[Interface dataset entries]

Start of Block

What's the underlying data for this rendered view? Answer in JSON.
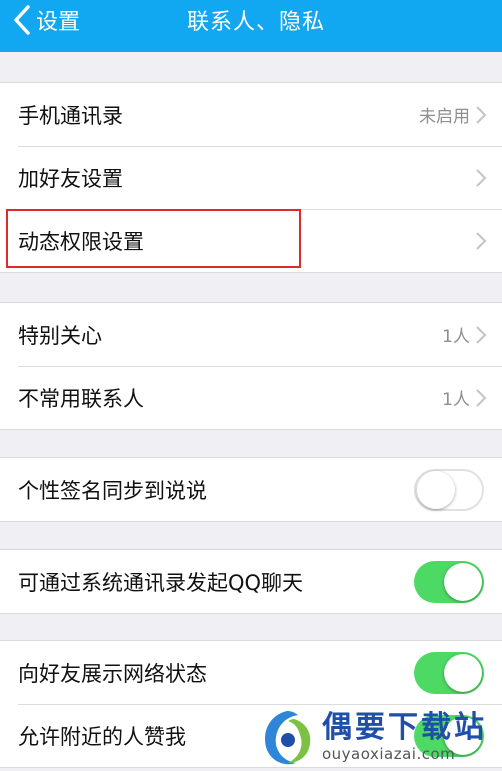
{
  "navbar": {
    "back_label": "设置",
    "title": "联系人、隐私",
    "background": "#12a7f1"
  },
  "group1": {
    "items": [
      {
        "label": "手机通讯录",
        "value": "未启用",
        "icon": "chevron-right-icon"
      },
      {
        "label": "加好友设置",
        "value": "",
        "icon": "chevron-right-icon"
      },
      {
        "label": "动态权限设置",
        "value": "",
        "icon": "chevron-right-icon",
        "highlighted": true
      }
    ]
  },
  "group2": {
    "items": [
      {
        "label": "特别关心",
        "value": "1人",
        "icon": "chevron-right-icon"
      },
      {
        "label": "不常用联系人",
        "value": "1人",
        "icon": "chevron-right-icon"
      }
    ]
  },
  "group3": {
    "items": [
      {
        "label": "个性签名同步到说说",
        "toggle": "off"
      }
    ]
  },
  "group4": {
    "items": [
      {
        "label": "可通过系统通讯录发起QQ聊天",
        "toggle": "on"
      }
    ]
  },
  "group5": {
    "items": [
      {
        "label": "向好友展示网络状态",
        "toggle": "on"
      },
      {
        "label": "允许附近的人赞我",
        "toggle": "on"
      }
    ]
  },
  "colors": {
    "toggle_on": "#4cd964",
    "highlight_box": "#e02a2a",
    "watermark_text": "#1f4fa8"
  },
  "watermark": {
    "title": "偶要下载站",
    "url": "ouyaoxiazai.com"
  }
}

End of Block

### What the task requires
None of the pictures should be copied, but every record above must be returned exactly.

### Response area
What's the underlying data for this rendered view? Answer in JSON.
{
  "navbar": {
    "back_label": "设置",
    "title": "联系人、隐私",
    "background": "#12a7f1"
  },
  "group1": {
    "items": [
      {
        "label": "手机通讯录",
        "value": "未启用",
        "icon": "chevron-right-icon"
      },
      {
        "label": "加好友设置",
        "value": "",
        "icon": "chevron-right-icon"
      },
      {
        "label": "动态权限设置",
        "value": "",
        "icon": "chevron-right-icon",
        "highlighted": true
      }
    ]
  },
  "group2": {
    "items": [
      {
        "label": "特别关心",
        "value": "1人",
        "icon": "chevron-right-icon"
      },
      {
        "label": "不常用联系人",
        "value": "1人",
        "icon": "chevron-right-icon"
      }
    ]
  },
  "group3": {
    "items": [
      {
        "label": "个性签名同步到说说",
        "toggle": "off"
      }
    ]
  },
  "group4": {
    "items": [
      {
        "label": "可通过系统通讯录发起QQ聊天",
        "toggle": "on"
      }
    ]
  },
  "group5": {
    "items": [
      {
        "label": "向好友展示网络状态",
        "toggle": "on"
      },
      {
        "label": "允许附近的人赞我",
        "toggle": "on"
      }
    ]
  },
  "colors": {
    "toggle_on": "#4cd964",
    "highlight_box": "#e02a2a",
    "watermark_text": "#1f4fa8"
  },
  "watermark": {
    "title": "偶要下载站",
    "url": "ouyaoxiazai.com"
  }
}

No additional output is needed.